We might not have been around for its formation, but we certainly got to see its demise.
Earlier this year, we bore witness to the destruction of a 4.5-billion-year-old comet. Or at least, NASA’s Hubble Space Telescope bore witness, and we benefited from its footage.
In what is being heralded as “one of the sharpest, most detailed observations of a comet breaking apart,” Hubble took a series of images across three days in January when “25 building-size blocks made of a mixture of ice and dust” began drifting away from its parent comet, named 332P/Ikeya-Murakami. The debris created a trail around 3,000 miles long behind the comet and made for some spectacular photographs, even from 67 million miles away.
But beyond making for an impressive sight, scientists note that further information on comets and how they break up could be instrumental in helping researchers better understand these extraterrestrial bodies as a whole.
“We know that comets sometimes disintegrate, but we don’t know much about why or how they come apart,” University of California, Los Angeles lead researcher David Jewitt said in a statement. “The trouble is that it happens quickly and without warning, and so we don’t have much chance to get useful data. With Hubble’s fantastic resolution, not only do we see really tiny, faint bits of the comet, but we can watch them change from day to day. And that has allowed us to make the best measurements ever obtained on such an object.”
So what did NASA discover? As the agency explained, “The three-day observations reveal that the comet shards brighten and dim as icy patches on their surfaces rotate into and out of sunlight. Their shapes change, too, as they break apart.” Moreover, Hubble’s photographs also reveal that the comet’s brightness changes in a cyclical pattern, with one full rotation made every two to four hours — which means if we lived on this comet, we would see the sun rise and set in around an hour. While Comet 332P left a 3,000-mile trail in its wake, the comet itself is just 1,600 feet across — about the length of five football fields.

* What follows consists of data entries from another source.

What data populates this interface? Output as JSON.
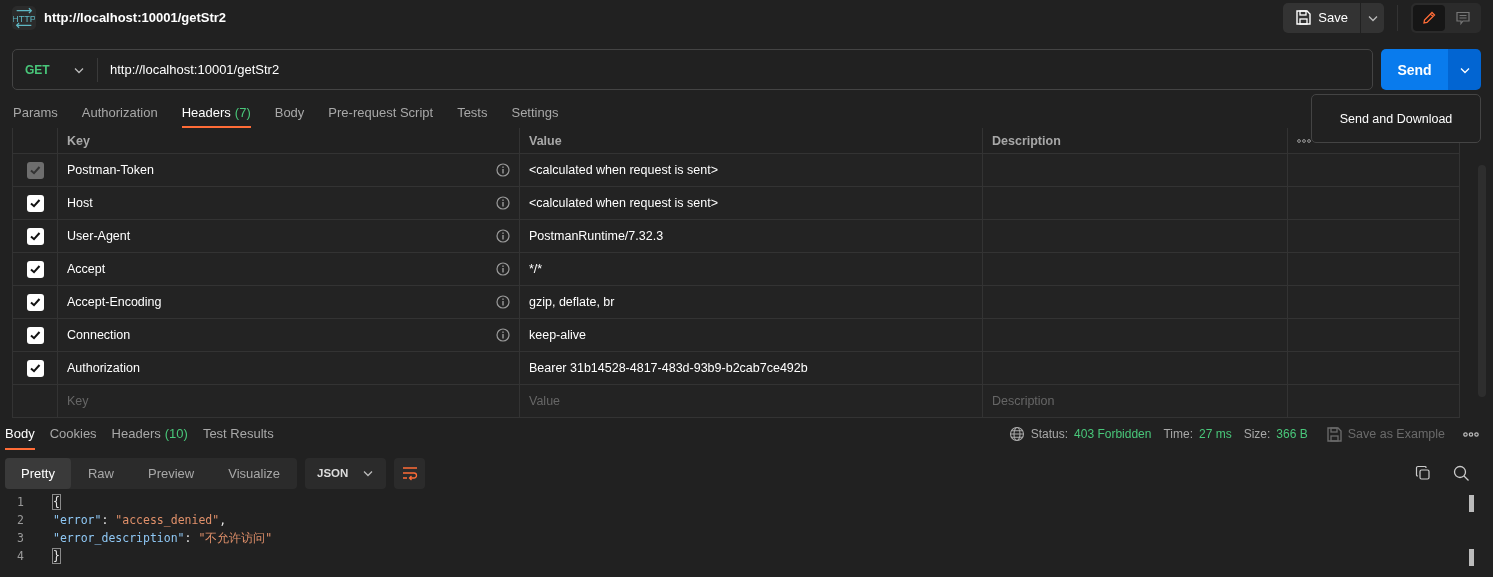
{
  "request_tab": {
    "icon_label": "HTTP",
    "title": "http://localhost:10001/getStr2"
  },
  "toolbar": {
    "save": "Save",
    "modes": [
      {
        "kind": "edit",
        "selected": true
      },
      {
        "kind": "comments",
        "selected": false
      }
    ]
  },
  "url_bar": {
    "method": "GET",
    "url": "http://localhost:10001/getStr2",
    "send": "Send"
  },
  "send_menu": {
    "items": [
      "Send and Download"
    ]
  },
  "request_tabs": [
    {
      "label": "Params",
      "selected": false
    },
    {
      "label": "Authorization",
      "selected": false
    },
    {
      "label": "Headers",
      "count": "(7)",
      "selected": true
    },
    {
      "label": "Body",
      "selected": false
    },
    {
      "label": "Pre-request Script",
      "selected": false
    },
    {
      "label": "Tests",
      "selected": false
    },
    {
      "label": "Settings",
      "selected": false
    }
  ],
  "headers_table": {
    "columns": [
      "Key",
      "Value",
      "Description"
    ],
    "rows": [
      {
        "checked": true,
        "disabled": true,
        "info": true,
        "key": "Postman-Token",
        "value": "<calculated when request is sent>"
      },
      {
        "checked": true,
        "disabled": false,
        "info": true,
        "key": "Host",
        "value": "<calculated when request is sent>"
      },
      {
        "checked": true,
        "disabled": false,
        "info": true,
        "key": "User-Agent",
        "value": "PostmanRuntime/7.32.3"
      },
      {
        "checked": true,
        "disabled": false,
        "info": true,
        "key": "Accept",
        "value": "*/*"
      },
      {
        "checked": true,
        "disabled": false,
        "info": true,
        "key": "Accept-Encoding",
        "value": "gzip, deflate, br"
      },
      {
        "checked": true,
        "disabled": false,
        "info": true,
        "key": "Connection",
        "value": "keep-alive"
      },
      {
        "checked": true,
        "disabled": false,
        "info": false,
        "key": "Authorization",
        "value": "Bearer 31b14528-4817-483d-93b9-b2cab7ce492b"
      }
    ],
    "new_row": {
      "key_placeholder": "Key",
      "value_placeholder": "Value",
      "description_placeholder": "Description"
    }
  },
  "response_tabs": [
    {
      "label": "Body",
      "selected": true
    },
    {
      "label": "Cookies",
      "selected": false
    },
    {
      "label": "Headers",
      "count": "(10)",
      "selected": false
    },
    {
      "label": "Test Results",
      "selected": false
    }
  ],
  "response_meta": [
    {
      "label": "Status:",
      "value": "403 Forbidden"
    },
    {
      "label": "Time:",
      "value": "27 ms"
    },
    {
      "label": "Size:",
      "value": "366 B"
    }
  ],
  "save_example": {
    "label": "Save as Example",
    "disabled": true
  },
  "view_modes": [
    {
      "label": "Pretty",
      "selected": true
    },
    {
      "label": "Raw",
      "selected": false
    },
    {
      "label": "Preview",
      "selected": false
    },
    {
      "label": "Visualize",
      "selected": false
    }
  ],
  "format": "JSON",
  "code": [
    {
      "number": "1",
      "tokens": [
        {
          "kind": "bracket",
          "text": "{",
          "highlighted": true
        }
      ]
    },
    {
      "number": "2",
      "tokens": [
        {
          "kind": "key",
          "text": "\"error\""
        },
        {
          "kind": "punct",
          "text": ": "
        },
        {
          "kind": "string",
          "text": "\"access_denied\""
        },
        {
          "kind": "punct",
          "text": ","
        }
      ]
    },
    {
      "number": "3",
      "tokens": [
        {
          "kind": "key",
          "text": "\"error_description\""
        },
        {
          "kind": "punct",
          "text": ": "
        },
        {
          "kind": "string",
          "text": "\"不允许访问\""
        }
      ]
    },
    {
      "number": "4",
      "tokens": [
        {
          "kind": "bracket",
          "text": "}",
          "highlighted": true
        }
      ]
    }
  ]
}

Researchers believe that the comet has actually been coming apart for quite some time and Jewitt noted further, “We think these little guys have a short lifetime.
“In the past, astronomers thought that comets die when they are warmed by sunlight, causing their ices to simply vaporize away. Either nothing would be left over or there would be a dead hulk of material where an active comet used to be. But it’s starting to look like fragmentation may be more important. In Comet 332P we may be seeing a comet fragmenting itself into oblivion.”
The full results of Hubble’s observations can be found in the September 15 issue of The Astrophysical Journal Letters.
- Get your Sagan on with 60 awe-inspiring photos of the final frontier
- Who cares about loot? For ‘Sea of Thieves,’ Rare hid the real fun in the hijinks
- The Original ‘God of War’ was better than I gave it credit for, but could have been so much more.
- Geneva 2018: What we saw from Audi, BMW, Porsche, and more
- NASA’s planet-hunting deep space telescope is about to run out of fuel